“In many ways, Terry Tempest Williams is a perfect fit for the Viterbo University community,” said Grant Smith, Viterbo professor of English. “She is a leading environmental activist who shares Aldo Leopold’s understanding of redefining the land ethic. She is an advocate of women’s spirituality and she links this spiritual strength to the land. Williams lives Franciscan values, and she encourages all of us to protect the wild that exists in our land and in our souls.”

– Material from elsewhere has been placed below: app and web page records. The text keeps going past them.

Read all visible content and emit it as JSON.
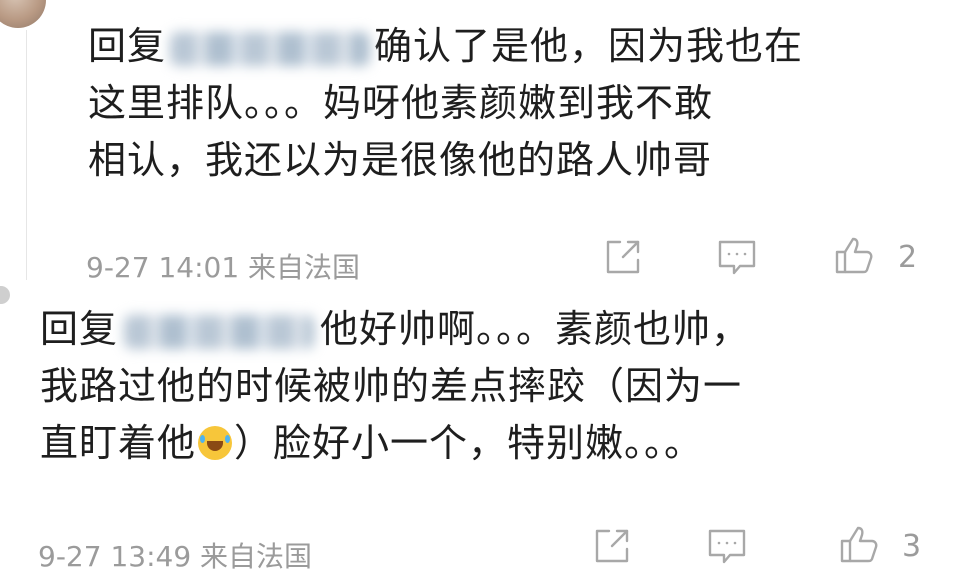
{
  "comments": [
    {
      "reply_prefix": "回复",
      "line1_rest": "确认了是他，因为我也在",
      "line2": "这里排队。。。妈呀他素颜嫩到我不敢",
      "line3": "相认，我还以为是很像他的路人帅哥",
      "timestamp": "9-27 14:01",
      "source": "来自法国",
      "likes": "2"
    },
    {
      "reply_prefix": "回复",
      "line1_rest": "他好帅啊。。。素颜也帅，",
      "line2": "我路过他的时候被帅的差点摔跤（因为一",
      "line3_before_emoji": "直盯着他",
      "line3_after_emoji": "）脸好小一个，特别嫩。。。",
      "timestamp": "9-27 13:49",
      "source": "来自法国",
      "likes": "3"
    }
  ],
  "icons": {
    "share": "share-icon",
    "comment": "comment-icon",
    "like": "like-icon",
    "emoji": "laughing-crying-emoji"
  },
  "colors": {
    "text": "#1e1e1e",
    "meta": "#9b9b9b"
  }
}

Williams’ other books include Red: Patience and Passion in the Desert, The Garden of Delights, and Leap, essay collections An Unspoken Hunger, Desert Quartet: An Erotic Landscape, Coyote’s Canyon, and Pieces of White Shell: A Journey to Navajoland, and the children’s books The Secret Language of Snow and Between Cattails.
Williams has earned several prestigious honors including receiving the National Wildlife Federation’s Conservation Award for Special Achievement, being named to the Rachel Carson Honor Roll, receiving literary fellowships from the Guggenheim and Lannan Foundations, and being named by Newsweek magazine as one of the major new players in the American West.
Her talk at Viterbo is sponsored by the Paul E. Stry Foundation, the D.B. Reinhart Institute for Ethics and Leadership, Viterbo University, and the Franciscan Sisters of Perpetual Adoration.